“National NAVAIR leaders recognize him as the FRC East NAVAIR Fusion/data analytics expert, and they routinely seek his input on matters pertaining to it,” Wall wrote in a letter recommending Rucker for the BEYA Modern-Day Technology Leader Award. “I continually get requests for Mr. Rucker’s help – from the senior civilian to (Fleet Support Team) retrofit managers, to other FRC East leaders, in data analysis.”
In addition to his electronic engineer workload and his data analytics projects, Rucker also serves as a mentor for junior engineers at the depot. He experienced some rough periods during his transition into FRCE, until a mentor helped him set his course. Michael Moore, an electronics engineer and director of Continuous Process Improvement at FRCE, took Rucker under his wing; now, Rucker wants to provide that same assistance to his junior counterparts.
“I didn’t have any clear direction, or those talks about career aspirations or career planning,” Rucker said. “I was actually on the verge of going back to private industry, and through a series of events I met Michael Moore. Hands down, he was my turning point at FRC East. He was my mentor, he provided guidance and resources, and he was very keen on trying to understand my career aspirations and what made me tick.”

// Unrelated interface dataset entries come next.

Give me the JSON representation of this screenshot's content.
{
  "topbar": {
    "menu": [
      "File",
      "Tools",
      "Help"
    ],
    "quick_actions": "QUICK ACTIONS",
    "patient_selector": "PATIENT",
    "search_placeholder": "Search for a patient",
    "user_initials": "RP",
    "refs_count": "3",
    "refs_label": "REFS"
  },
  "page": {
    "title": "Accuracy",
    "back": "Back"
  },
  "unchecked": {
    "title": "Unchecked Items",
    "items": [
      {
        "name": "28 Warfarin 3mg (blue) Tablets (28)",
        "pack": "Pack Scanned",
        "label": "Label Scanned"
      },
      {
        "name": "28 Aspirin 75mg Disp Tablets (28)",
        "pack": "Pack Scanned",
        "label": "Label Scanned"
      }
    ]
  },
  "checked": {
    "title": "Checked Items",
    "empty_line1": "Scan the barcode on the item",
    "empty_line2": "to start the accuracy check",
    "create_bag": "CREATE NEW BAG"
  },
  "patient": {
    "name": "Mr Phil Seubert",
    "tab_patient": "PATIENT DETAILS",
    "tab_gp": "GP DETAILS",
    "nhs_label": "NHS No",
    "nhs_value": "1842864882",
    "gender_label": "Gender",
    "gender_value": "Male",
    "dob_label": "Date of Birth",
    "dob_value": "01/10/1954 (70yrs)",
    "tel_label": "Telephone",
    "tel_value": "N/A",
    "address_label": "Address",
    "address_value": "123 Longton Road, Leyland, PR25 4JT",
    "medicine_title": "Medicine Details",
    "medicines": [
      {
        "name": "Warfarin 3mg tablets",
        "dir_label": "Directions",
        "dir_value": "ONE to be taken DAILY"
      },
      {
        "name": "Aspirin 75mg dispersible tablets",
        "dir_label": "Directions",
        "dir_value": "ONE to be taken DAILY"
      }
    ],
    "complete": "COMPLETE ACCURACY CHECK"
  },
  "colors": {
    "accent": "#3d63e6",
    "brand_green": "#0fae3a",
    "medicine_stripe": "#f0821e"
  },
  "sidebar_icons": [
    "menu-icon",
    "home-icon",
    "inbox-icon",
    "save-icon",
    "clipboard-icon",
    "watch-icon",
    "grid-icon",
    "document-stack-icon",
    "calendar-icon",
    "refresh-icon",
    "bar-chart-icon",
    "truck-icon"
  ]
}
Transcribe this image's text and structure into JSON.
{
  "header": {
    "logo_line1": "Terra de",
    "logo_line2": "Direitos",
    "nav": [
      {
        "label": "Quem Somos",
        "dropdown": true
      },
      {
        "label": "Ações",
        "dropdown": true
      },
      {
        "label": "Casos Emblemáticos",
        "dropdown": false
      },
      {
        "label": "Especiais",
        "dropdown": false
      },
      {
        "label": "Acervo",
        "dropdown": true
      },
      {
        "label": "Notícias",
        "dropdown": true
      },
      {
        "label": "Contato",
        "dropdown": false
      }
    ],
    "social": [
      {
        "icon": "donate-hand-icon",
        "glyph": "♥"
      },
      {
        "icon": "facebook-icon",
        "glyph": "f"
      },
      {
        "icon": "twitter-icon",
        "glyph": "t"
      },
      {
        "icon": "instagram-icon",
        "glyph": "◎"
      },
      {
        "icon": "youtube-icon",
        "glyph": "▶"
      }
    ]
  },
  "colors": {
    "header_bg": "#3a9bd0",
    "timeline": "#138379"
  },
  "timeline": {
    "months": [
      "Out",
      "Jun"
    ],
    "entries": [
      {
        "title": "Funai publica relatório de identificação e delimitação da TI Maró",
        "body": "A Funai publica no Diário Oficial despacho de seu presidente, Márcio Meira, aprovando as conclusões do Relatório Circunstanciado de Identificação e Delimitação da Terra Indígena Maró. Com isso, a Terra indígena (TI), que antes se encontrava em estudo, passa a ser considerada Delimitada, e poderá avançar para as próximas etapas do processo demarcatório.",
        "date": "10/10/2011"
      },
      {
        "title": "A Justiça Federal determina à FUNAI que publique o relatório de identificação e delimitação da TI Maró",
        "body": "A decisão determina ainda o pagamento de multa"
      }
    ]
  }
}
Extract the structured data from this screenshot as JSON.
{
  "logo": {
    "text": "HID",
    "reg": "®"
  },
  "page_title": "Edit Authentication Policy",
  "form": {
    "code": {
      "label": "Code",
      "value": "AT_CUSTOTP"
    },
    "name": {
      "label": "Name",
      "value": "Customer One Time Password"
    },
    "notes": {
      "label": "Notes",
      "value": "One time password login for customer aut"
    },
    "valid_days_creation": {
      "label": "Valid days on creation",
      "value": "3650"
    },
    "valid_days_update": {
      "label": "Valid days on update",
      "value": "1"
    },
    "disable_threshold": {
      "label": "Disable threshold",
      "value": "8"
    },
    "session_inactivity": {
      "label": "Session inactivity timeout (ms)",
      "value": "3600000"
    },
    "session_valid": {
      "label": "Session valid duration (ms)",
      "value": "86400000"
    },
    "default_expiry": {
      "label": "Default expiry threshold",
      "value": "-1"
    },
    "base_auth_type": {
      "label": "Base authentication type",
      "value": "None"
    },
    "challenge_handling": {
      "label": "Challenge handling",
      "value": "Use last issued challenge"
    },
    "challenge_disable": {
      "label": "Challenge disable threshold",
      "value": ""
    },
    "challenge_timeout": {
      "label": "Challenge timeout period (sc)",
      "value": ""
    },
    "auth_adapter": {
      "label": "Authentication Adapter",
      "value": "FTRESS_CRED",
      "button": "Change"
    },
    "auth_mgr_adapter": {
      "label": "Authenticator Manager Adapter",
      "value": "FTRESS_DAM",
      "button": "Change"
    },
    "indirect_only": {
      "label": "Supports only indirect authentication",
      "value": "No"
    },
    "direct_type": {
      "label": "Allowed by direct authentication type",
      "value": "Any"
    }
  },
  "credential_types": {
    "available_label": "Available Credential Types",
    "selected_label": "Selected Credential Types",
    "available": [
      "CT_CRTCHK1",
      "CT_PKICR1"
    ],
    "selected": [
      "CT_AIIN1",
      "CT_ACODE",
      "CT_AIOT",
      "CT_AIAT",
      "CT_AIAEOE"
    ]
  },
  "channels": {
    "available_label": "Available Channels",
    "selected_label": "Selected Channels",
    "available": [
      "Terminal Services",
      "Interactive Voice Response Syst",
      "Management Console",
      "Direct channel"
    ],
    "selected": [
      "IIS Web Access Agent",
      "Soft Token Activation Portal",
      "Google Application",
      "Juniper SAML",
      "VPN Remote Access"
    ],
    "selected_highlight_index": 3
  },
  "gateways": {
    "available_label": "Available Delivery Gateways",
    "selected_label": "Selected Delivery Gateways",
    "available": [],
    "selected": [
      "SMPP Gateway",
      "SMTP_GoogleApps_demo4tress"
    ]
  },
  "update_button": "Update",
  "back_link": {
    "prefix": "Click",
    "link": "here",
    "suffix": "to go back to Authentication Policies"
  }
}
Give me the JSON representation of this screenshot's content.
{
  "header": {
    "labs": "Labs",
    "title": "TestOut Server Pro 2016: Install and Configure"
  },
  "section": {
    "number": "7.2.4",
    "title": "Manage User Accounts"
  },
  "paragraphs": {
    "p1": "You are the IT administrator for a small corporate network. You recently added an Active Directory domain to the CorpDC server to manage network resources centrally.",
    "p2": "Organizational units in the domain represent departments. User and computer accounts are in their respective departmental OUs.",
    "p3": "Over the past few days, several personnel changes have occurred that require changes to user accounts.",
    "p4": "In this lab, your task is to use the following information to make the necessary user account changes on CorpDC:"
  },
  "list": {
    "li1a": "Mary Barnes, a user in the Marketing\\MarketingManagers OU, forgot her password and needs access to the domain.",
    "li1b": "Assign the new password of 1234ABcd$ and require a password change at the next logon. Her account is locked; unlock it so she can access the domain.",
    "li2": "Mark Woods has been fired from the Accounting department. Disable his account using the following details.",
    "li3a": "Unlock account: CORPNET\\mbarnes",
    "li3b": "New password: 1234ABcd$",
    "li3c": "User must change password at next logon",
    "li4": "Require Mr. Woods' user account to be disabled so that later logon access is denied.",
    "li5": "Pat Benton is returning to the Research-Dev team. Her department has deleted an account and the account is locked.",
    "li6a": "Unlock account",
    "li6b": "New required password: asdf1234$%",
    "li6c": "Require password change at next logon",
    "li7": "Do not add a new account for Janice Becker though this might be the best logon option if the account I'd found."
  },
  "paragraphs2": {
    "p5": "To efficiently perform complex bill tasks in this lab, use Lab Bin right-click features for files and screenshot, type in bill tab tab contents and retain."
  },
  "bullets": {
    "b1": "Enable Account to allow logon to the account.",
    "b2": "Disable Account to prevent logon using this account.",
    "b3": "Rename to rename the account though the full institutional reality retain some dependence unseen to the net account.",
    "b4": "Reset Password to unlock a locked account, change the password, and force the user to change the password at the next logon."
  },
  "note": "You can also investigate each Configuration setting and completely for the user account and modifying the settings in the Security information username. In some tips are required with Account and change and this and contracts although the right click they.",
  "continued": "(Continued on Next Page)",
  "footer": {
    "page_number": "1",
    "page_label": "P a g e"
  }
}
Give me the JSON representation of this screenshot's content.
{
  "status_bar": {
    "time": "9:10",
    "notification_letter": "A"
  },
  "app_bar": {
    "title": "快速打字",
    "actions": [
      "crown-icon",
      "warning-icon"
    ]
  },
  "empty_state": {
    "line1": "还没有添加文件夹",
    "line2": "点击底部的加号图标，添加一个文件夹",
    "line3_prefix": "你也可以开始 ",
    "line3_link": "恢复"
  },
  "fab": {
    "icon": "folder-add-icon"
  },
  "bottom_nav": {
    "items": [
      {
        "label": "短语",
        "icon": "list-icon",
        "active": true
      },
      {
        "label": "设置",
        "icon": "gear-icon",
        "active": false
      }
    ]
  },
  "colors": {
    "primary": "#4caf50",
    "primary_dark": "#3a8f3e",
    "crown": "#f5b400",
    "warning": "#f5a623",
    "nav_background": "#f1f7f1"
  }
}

This experience made Rucker realize what a difference good mentorship can make. Working with Moore, Wall, and other mentors and seniors leaders at the depot – including friend and colleague Owaski Parson – have helped Rucker sharpen his focus. Providing mentorship to up-and-coming engineers allows Rucker to share his experiences.
“I sit down with people, to the best of my abilities, and talk through it if they’re having issues, because I was in that place not too long ago,” Rucker explained. “I feel I can help and, if I cannot help, I can direct them to someone who can, because I’ve had exposure to those resources.”
The most important thing to realize is “nobody cares more about your career than you do,” he added. “Once you realize that, you’re looking through a different set of lenses. It’s important to understand the resources available to you that will help you grow. Again I’m truly humbled by this recognition and experience from attending the BEYA STEM conference, in addition to the opportunities offered by my leadership at Fleet Readiness Center East.”
For more news from Fleet Readiness Center East, visit www.navy.mil/local/FRCE/.